__EXERCISE REQUIREMENTS__: Reproduce the records without their pictures, keeping every word as it is.

__EXERCISE DATA__:
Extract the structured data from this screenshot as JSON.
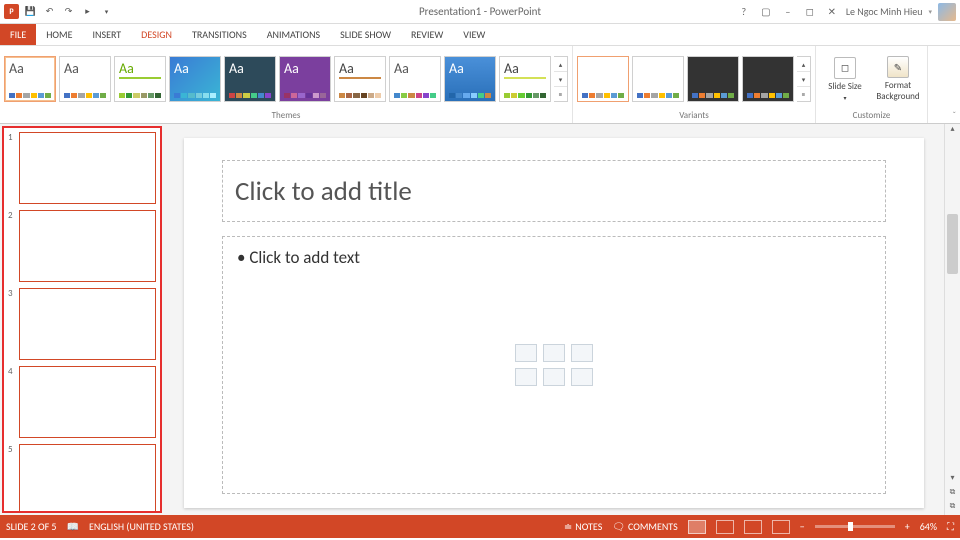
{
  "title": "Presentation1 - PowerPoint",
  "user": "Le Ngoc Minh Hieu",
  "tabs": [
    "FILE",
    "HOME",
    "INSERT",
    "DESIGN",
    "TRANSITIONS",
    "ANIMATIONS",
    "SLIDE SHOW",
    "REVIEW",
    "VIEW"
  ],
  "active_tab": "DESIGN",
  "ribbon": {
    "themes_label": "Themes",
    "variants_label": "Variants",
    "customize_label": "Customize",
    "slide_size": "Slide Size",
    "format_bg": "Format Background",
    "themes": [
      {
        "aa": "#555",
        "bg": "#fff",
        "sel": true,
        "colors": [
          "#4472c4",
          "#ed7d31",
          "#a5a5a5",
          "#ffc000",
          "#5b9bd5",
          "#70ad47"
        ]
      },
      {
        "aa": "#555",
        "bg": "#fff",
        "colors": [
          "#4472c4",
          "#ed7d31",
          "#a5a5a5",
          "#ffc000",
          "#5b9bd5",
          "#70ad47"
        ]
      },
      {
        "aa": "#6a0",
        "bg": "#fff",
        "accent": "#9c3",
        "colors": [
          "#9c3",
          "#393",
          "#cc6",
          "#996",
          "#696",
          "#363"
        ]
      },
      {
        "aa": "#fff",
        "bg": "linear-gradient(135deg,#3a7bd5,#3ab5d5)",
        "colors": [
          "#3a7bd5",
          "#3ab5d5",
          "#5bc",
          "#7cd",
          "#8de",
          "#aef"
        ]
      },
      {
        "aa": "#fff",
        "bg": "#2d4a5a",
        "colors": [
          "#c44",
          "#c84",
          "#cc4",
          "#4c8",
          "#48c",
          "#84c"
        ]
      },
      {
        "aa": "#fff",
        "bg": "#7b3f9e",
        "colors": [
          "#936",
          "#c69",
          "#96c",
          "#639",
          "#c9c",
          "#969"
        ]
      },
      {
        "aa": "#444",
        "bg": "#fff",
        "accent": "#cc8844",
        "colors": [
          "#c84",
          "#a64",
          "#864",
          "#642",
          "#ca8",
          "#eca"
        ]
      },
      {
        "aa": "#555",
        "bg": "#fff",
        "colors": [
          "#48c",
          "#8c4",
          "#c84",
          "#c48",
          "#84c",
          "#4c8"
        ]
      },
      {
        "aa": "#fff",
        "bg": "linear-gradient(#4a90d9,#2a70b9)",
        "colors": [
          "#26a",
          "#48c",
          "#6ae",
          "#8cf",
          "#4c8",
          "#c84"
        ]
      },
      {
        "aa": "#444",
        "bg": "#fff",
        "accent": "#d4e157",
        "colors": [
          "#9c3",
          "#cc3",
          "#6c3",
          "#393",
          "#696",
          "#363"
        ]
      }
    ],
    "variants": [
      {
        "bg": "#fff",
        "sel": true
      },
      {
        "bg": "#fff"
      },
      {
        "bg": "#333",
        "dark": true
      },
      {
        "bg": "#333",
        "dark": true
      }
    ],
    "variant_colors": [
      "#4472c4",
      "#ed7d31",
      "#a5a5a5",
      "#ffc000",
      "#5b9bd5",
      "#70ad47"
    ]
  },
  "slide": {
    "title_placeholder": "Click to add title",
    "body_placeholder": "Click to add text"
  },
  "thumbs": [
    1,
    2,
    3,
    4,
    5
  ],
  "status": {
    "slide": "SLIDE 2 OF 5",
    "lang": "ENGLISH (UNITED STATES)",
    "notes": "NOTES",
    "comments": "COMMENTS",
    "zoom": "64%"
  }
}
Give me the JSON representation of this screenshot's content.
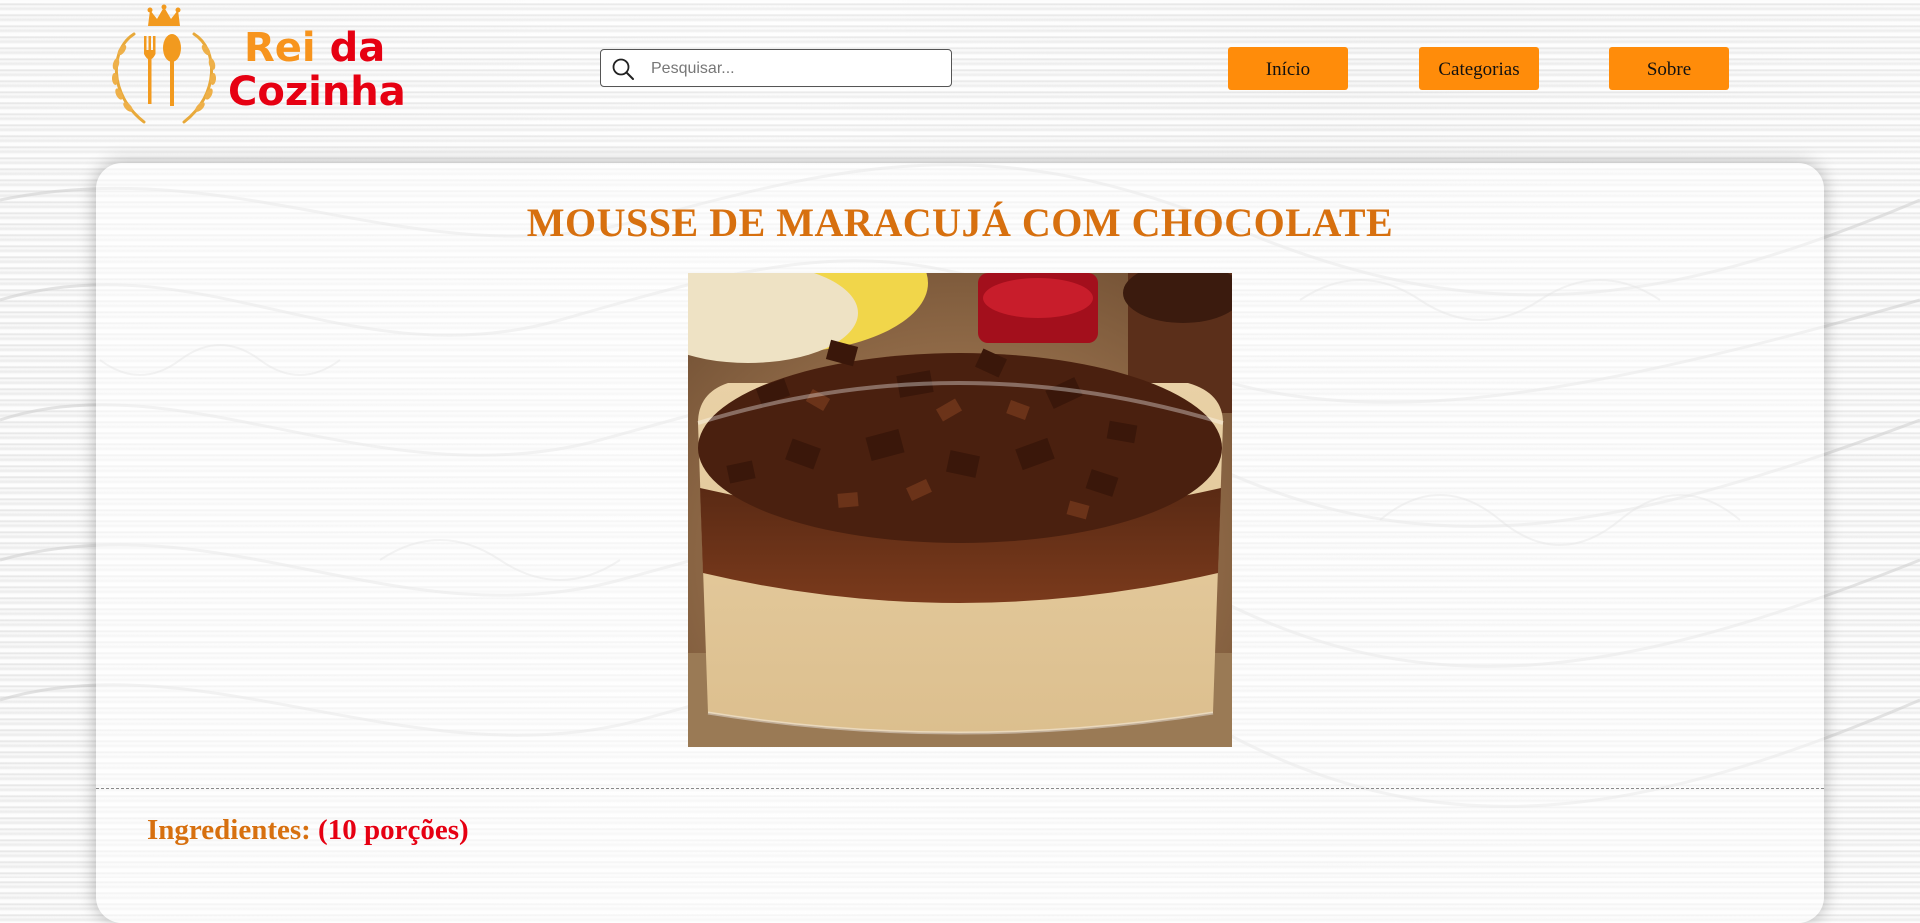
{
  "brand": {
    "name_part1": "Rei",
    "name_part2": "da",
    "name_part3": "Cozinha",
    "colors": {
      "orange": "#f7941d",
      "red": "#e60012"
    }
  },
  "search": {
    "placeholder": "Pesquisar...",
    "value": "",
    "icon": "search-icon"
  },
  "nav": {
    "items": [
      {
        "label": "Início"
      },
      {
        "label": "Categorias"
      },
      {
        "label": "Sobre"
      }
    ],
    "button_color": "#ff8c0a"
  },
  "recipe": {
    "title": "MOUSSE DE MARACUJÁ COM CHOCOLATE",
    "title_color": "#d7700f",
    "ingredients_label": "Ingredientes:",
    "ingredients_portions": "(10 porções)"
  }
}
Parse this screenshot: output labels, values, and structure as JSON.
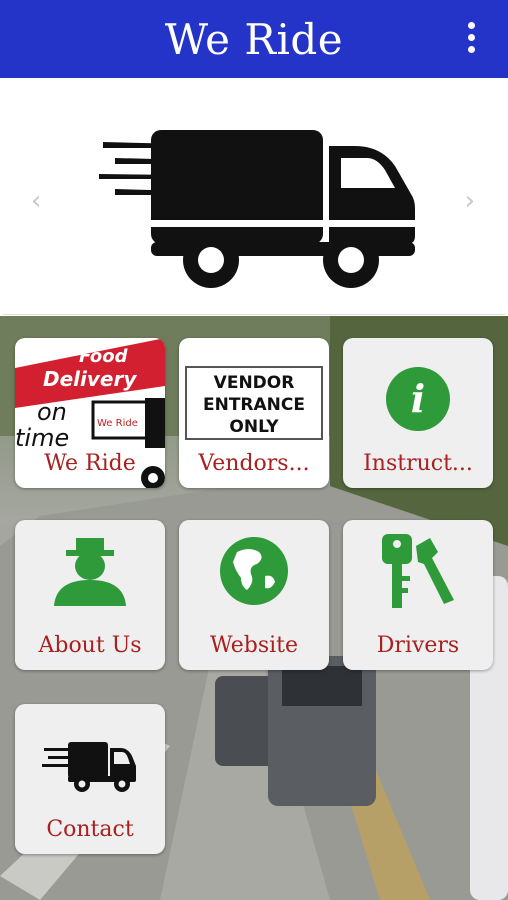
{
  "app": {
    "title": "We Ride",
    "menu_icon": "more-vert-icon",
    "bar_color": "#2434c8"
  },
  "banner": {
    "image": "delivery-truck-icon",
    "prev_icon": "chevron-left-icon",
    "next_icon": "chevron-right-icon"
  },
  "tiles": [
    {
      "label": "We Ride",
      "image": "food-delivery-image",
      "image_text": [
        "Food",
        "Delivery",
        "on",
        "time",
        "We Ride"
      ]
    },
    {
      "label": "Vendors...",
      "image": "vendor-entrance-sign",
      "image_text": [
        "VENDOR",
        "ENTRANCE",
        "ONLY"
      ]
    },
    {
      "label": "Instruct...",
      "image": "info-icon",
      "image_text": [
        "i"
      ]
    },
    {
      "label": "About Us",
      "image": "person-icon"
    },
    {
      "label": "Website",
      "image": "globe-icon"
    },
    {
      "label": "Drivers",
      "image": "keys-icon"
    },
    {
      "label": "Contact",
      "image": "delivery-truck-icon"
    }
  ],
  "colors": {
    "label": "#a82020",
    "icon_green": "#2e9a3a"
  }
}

__PROBLEM SOLUTION__:
Extract the structured data from this screenshot as JSON.
{
  "title": "Presentation1 - PowerPoint",
  "user": "Le Ngoc Minh Hieu",
  "tabs": [
    "FILE",
    "HOME",
    "INSERT",
    "DESIGN",
    "TRANSITIONS",
    "ANIMATIONS",
    "SLIDE SHOW",
    "REVIEW",
    "VIEW"
  ],
  "active_tab": "DESIGN",
  "ribbon": {
    "themes_label": "Themes",
    "variants_label": "Variants",
    "customize_label": "Customize",
    "slide_size": "Slide Size",
    "format_bg": "Format Background",
    "themes": [
      {
        "aa": "#555",
        "bg": "#fff",
        "sel": true,
        "colors": [
          "#4472c4",
          "#ed7d31",
          "#a5a5a5",
          "#ffc000",
          "#5b9bd5",
          "#70ad47"
        ]
      },
      {
        "aa": "#555",
        "bg": "#fff",
        "colors": [
          "#4472c4",
          "#ed7d31",
          "#a5a5a5",
          "#ffc000",
          "#5b9bd5",
          "#70ad47"
        ]
      },
      {
        "aa": "#6a0",
        "bg": "#fff",
        "accent": "#9c3",
        "colors": [
          "#9c3",
          "#393",
          "#cc6",
          "#996",
          "#696",
          "#363"
        ]
      },
      {
        "aa": "#fff",
        "bg": "linear-gradient(135deg,#3a7bd5,#3ab5d5)",
        "colors": [
          "#3a7bd5",
          "#3ab5d5",
          "#5bc",
          "#7cd",
          "#8de",
          "#aef"
        ]
      },
      {
        "aa": "#fff",
        "bg": "#2d4a5a",
        "colors": [
          "#c44",
          "#c84",
          "#cc4",
          "#4c8",
          "#48c",
          "#84c"
        ]
      },
      {
        "aa": "#fff",
        "bg": "#7b3f9e",
        "colors": [
          "#936",
          "#c69",
          "#96c",
          "#639",
          "#c9c",
          "#969"
        ]
      },
      {
        "aa": "#444",
        "bg": "#fff",
        "accent": "#cc8844",
        "colors": [
          "#c84",
          "#a64",
          "#864",
          "#642",
          "#ca8",
          "#eca"
        ]
      },
      {
        "aa": "#555",
        "bg": "#fff",
        "colors": [
          "#48c",
          "#8c4",
          "#c84",
          "#c48",
          "#84c",
          "#4c8"
        ]
      },
      {
        "aa": "#fff",
        "bg": "linear-gradient(#4a90d9,#2a70b9)",
        "colors": [
          "#26a",
          "#48c",
          "#6ae",
          "#8cf",
          "#4c8",
          "#c84"
        ]
      },
      {
        "aa": "#444",
        "bg": "#fff",
        "accent": "#d4e157",
        "colors": [
          "#9c3",
          "#cc3",
          "#6c3",
          "#393",
          "#696",
          "#363"
        ]
      }
    ],
    "variants": [
      {
        "bg": "#fff",
        "sel": true
      },
      {
        "bg": "#fff"
      },
      {
        "bg": "#333",
        "dark": true
      },
      {
        "bg": "#333",
        "dark": true
      }
    ],
    "variant_colors": [
      "#4472c4",
      "#ed7d31",
      "#a5a5a5",
      "#ffc000",
      "#5b9bd5",
      "#70ad47"
    ]
  },
  "slide": {
    "title_placeholder": "Click to add title",
    "body_placeholder": "Click to add text"
  },
  "thumbs": [
    1,
    2,
    3,
    4,
    5
  ],
  "status": {
    "slide": "SLIDE 2 OF 5",
    "lang": "ENGLISH (UNITED STATES)",
    "notes": "NOTES",
    "comments": "COMMENTS",
    "zoom": "64%"
  }
}
Give me the JSON representation of this screenshot's content.
{
  "brand": {
    "name_part1": "Rei",
    "name_part2": "da",
    "name_part3": "Cozinha",
    "colors": {
      "orange": "#f7941d",
      "red": "#e60012"
    }
  },
  "search": {
    "placeholder": "Pesquisar...",
    "value": "",
    "icon": "search-icon"
  },
  "nav": {
    "items": [
      {
        "label": "Início"
      },
      {
        "label": "Categorias"
      },
      {
        "label": "Sobre"
      }
    ],
    "button_color": "#ff8c0a"
  },
  "recipe": {
    "title": "MOUSSE DE MARACUJÁ COM CHOCOLATE",
    "title_color": "#d7700f",
    "ingredients_label": "Ingredientes:",
    "ingredients_portions": "(10 porções)"
  }
}
Parse this screenshot: output labels, values, and structure as JSON.
{
  "app": {
    "title": "We Ride",
    "menu_icon": "more-vert-icon",
    "bar_color": "#2434c8"
  },
  "banner": {
    "image": "delivery-truck-icon",
    "prev_icon": "chevron-left-icon",
    "next_icon": "chevron-right-icon"
  },
  "tiles": [
    {
      "label": "We Ride",
      "image": "food-delivery-image",
      "image_text": [
        "Food",
        "Delivery",
        "on",
        "time",
        "We Ride"
      ]
    },
    {
      "label": "Vendors...",
      "image": "vendor-entrance-sign",
      "image_text": [
        "VENDOR",
        "ENTRANCE",
        "ONLY"
      ]
    },
    {
      "label": "Instruct...",
      "image": "info-icon",
      "image_text": [
        "i"
      ]
    },
    {
      "label": "About Us",
      "image": "person-icon"
    },
    {
      "label": "Website",
      "image": "globe-icon"
    },
    {
      "label": "Drivers",
      "image": "keys-icon"
    },
    {
      "label": "Contact",
      "image": "delivery-truck-icon"
    }
  ],
  "colors": {
    "label": "#a82020",
    "icon_green": "#2e9a3a"
  }
}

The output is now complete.